Task requirements: Scan the data below and pick out the lines containing the word "ORCL".

Records shown:
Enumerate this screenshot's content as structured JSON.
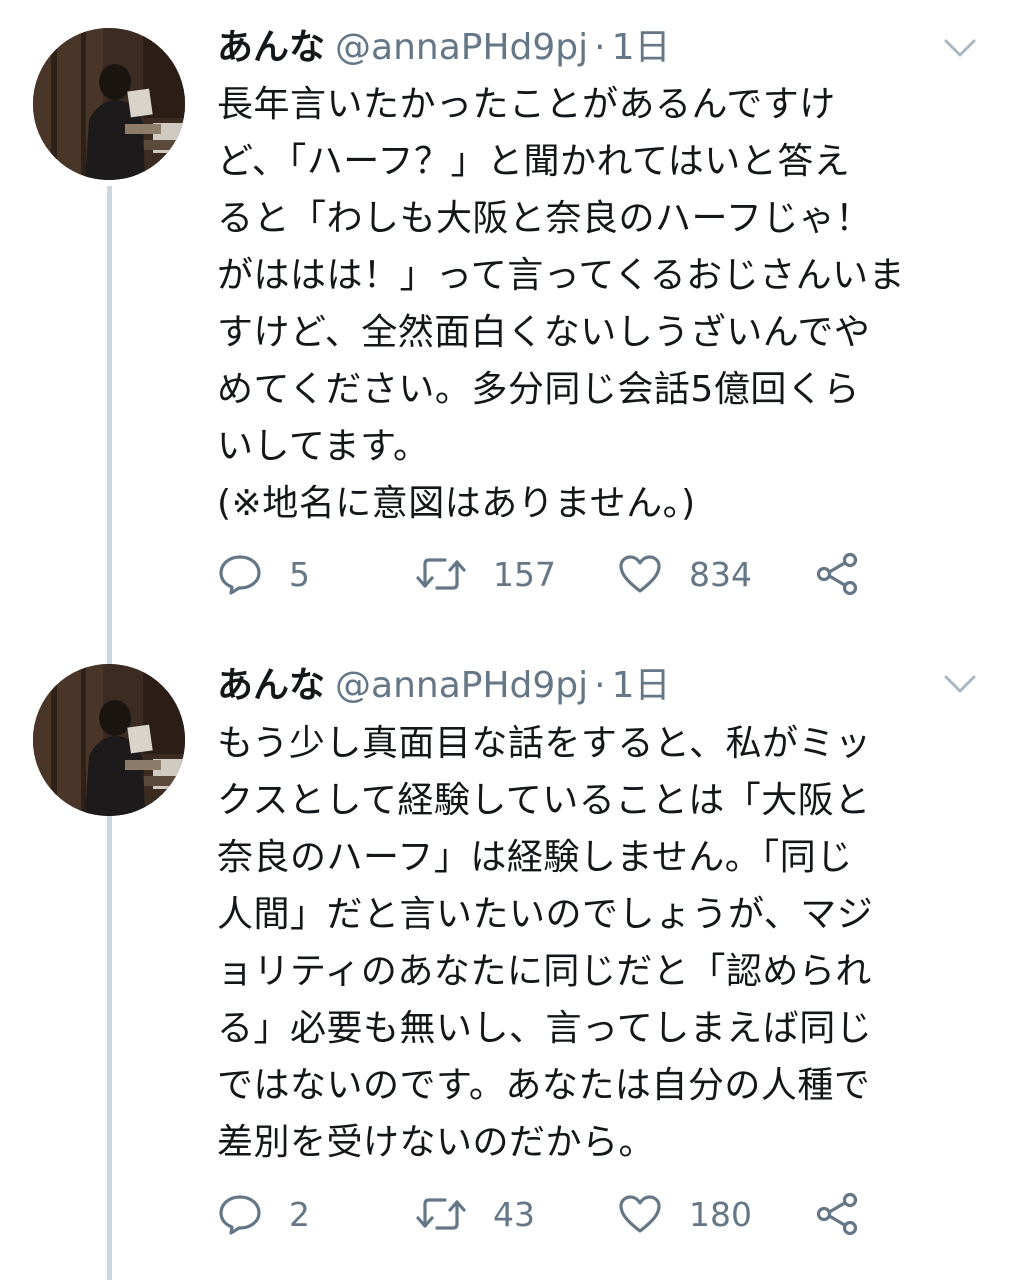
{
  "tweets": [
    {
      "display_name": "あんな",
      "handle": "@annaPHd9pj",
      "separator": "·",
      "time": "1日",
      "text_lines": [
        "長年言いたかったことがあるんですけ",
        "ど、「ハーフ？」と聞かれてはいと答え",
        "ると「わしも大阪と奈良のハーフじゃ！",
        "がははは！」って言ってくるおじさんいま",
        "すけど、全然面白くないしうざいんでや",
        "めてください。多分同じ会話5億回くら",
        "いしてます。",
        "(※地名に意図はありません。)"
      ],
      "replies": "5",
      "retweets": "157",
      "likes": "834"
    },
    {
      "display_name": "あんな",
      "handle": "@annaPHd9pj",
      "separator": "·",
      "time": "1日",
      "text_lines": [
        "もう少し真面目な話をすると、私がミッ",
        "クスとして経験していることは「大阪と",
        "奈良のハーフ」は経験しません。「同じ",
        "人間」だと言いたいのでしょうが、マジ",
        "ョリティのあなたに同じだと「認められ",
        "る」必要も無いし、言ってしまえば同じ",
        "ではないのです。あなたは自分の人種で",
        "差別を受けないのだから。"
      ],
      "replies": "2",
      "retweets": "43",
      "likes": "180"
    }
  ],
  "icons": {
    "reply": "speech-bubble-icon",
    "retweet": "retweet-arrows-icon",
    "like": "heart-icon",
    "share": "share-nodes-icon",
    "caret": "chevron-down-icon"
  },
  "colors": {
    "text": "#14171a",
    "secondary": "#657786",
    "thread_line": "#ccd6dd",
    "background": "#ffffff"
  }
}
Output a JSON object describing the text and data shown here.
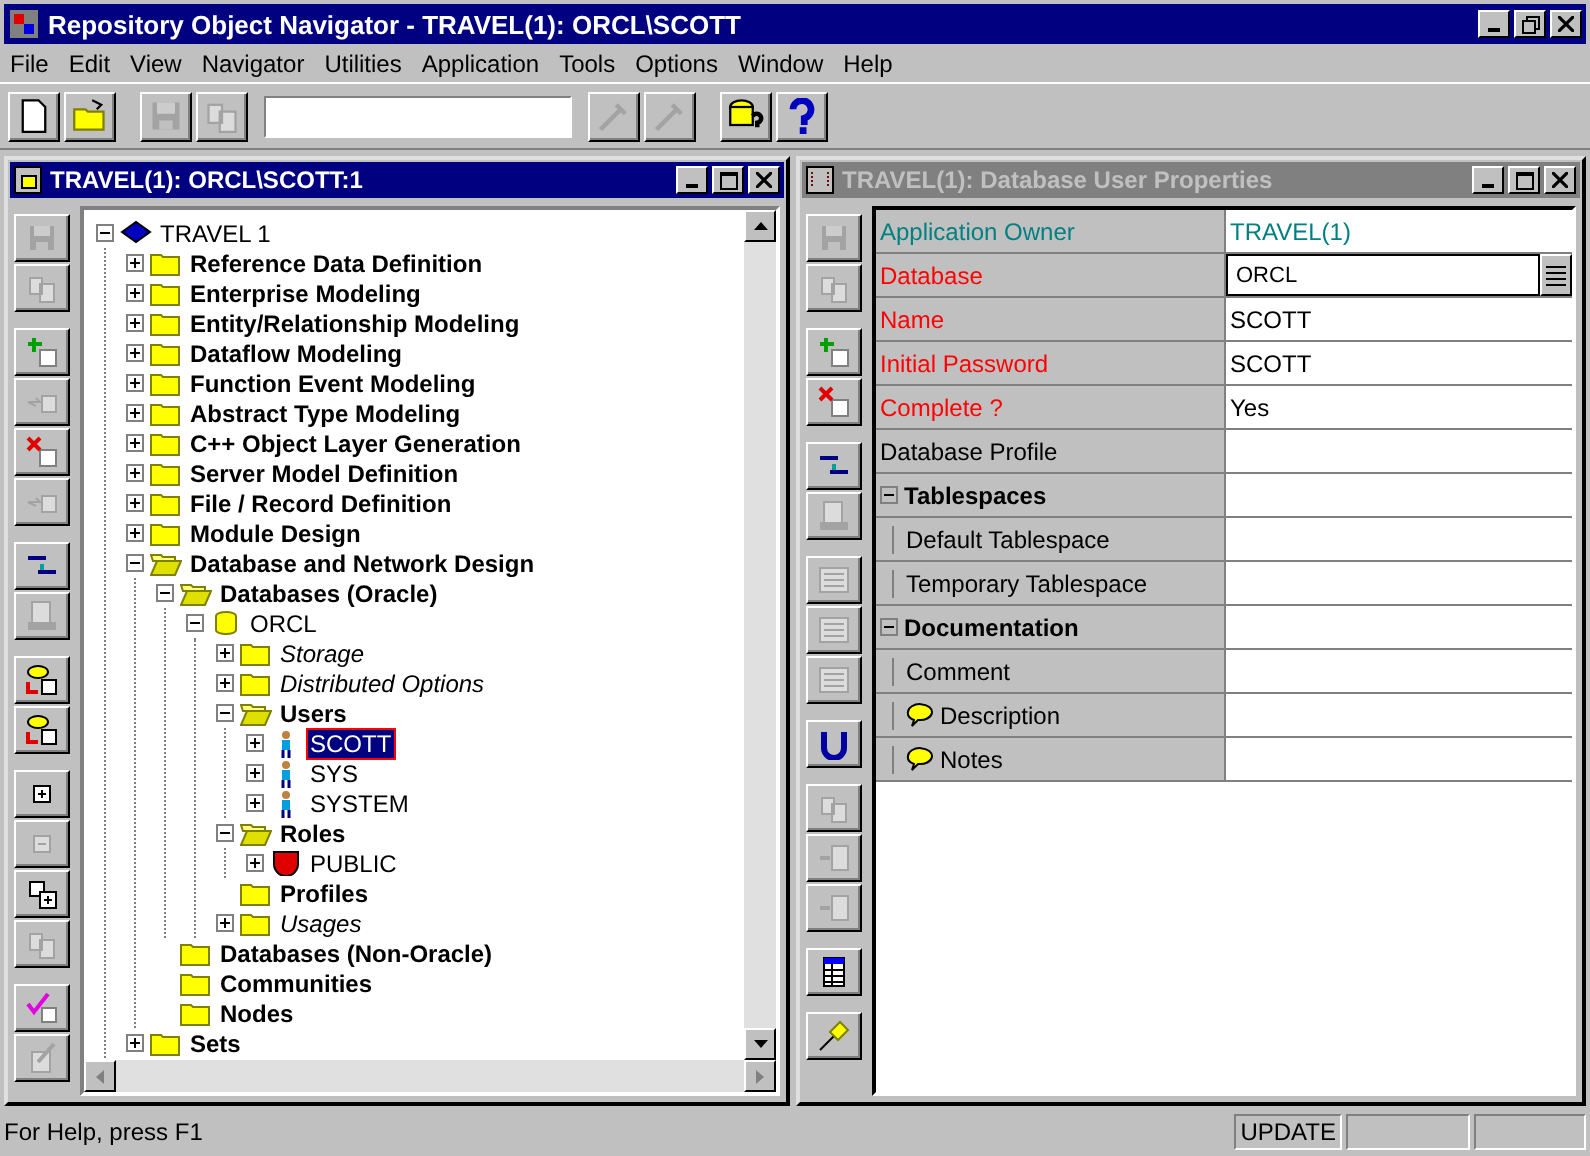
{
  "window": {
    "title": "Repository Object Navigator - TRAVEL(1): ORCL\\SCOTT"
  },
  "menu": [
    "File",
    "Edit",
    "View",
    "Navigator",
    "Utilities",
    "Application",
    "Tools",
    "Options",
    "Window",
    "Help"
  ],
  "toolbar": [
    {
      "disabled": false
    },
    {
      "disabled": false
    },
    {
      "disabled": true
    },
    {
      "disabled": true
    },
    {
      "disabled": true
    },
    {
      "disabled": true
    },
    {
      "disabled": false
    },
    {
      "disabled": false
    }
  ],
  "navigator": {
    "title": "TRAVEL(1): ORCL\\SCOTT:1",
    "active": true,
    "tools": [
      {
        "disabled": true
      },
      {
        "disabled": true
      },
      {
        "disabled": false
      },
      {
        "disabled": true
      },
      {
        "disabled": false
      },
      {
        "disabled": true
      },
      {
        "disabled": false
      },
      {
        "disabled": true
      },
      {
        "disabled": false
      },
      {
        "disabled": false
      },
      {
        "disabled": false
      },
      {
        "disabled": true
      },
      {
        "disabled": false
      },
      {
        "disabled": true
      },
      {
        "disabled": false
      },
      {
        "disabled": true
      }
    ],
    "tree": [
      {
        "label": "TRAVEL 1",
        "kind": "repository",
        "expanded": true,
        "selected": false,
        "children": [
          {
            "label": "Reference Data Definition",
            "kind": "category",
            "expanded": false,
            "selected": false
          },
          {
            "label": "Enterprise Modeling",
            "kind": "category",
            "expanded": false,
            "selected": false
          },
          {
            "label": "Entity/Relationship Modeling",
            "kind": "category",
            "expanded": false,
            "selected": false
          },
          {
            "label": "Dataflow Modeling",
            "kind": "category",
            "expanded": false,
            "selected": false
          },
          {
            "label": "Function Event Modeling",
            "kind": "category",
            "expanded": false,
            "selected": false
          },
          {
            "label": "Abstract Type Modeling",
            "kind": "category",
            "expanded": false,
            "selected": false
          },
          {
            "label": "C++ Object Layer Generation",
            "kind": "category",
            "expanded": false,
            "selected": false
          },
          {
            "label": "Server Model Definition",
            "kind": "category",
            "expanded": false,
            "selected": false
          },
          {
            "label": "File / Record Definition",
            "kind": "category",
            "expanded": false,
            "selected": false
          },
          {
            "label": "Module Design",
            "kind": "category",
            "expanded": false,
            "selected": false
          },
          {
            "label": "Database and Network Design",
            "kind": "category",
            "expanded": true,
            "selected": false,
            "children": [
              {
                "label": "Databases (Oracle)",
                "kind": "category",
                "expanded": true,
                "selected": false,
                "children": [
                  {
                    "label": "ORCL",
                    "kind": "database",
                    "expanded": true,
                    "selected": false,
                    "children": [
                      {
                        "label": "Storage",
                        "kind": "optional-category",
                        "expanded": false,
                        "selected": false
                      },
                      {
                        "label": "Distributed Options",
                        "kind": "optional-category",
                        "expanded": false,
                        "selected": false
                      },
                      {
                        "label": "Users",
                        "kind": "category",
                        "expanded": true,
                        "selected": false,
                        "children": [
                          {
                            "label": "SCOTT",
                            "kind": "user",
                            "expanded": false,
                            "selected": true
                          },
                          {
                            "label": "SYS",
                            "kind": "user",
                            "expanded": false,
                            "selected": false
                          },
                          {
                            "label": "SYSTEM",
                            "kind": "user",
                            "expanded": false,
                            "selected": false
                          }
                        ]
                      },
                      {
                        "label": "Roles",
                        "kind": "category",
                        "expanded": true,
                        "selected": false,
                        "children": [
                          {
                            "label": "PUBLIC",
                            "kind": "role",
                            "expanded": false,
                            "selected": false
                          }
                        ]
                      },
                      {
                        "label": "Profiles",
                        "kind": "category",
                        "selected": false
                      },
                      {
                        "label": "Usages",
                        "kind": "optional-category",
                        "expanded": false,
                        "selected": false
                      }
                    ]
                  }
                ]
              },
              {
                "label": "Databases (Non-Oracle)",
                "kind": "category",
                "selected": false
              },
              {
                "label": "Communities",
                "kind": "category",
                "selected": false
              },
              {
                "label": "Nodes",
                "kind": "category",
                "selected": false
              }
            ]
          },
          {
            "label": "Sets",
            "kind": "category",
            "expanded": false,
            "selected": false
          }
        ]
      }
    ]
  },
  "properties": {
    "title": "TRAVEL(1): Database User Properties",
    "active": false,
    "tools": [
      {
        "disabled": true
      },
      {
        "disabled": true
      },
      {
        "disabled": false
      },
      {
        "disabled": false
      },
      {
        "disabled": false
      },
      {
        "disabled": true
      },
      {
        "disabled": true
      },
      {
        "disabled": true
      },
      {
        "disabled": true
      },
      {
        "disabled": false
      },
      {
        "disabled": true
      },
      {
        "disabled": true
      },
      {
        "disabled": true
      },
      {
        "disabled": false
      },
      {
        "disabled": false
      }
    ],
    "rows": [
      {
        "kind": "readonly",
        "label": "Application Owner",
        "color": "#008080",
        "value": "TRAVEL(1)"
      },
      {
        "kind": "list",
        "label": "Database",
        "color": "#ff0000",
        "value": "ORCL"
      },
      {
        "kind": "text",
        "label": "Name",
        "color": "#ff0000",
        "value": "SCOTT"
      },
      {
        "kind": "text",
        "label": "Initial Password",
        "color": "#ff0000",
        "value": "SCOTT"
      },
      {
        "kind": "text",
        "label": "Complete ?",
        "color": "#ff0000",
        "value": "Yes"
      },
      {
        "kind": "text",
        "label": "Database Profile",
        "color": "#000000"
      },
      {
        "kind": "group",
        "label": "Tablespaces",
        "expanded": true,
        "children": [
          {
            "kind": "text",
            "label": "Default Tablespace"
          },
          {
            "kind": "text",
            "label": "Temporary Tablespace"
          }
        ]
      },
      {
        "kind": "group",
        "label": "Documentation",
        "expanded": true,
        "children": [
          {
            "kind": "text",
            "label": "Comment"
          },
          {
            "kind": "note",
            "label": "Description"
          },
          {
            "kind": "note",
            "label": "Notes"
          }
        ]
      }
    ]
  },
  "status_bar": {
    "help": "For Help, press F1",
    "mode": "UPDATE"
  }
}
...
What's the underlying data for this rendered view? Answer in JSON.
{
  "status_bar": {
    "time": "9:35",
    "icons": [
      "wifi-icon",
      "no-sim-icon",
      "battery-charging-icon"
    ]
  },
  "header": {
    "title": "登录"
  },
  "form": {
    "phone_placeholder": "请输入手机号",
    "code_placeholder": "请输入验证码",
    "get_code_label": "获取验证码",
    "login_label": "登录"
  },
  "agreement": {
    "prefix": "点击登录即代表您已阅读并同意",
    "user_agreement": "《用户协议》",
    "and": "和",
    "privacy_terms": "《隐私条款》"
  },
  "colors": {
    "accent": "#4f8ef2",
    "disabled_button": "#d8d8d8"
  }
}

Task response:
    "title": "Repository Object Navigator - TRAVEL(1): ORCL\\SCOTT"
    "title": "TRAVEL(1): ORCL\\SCOTT:1",
                    "label": "ORCL",
        "value": "ORCL"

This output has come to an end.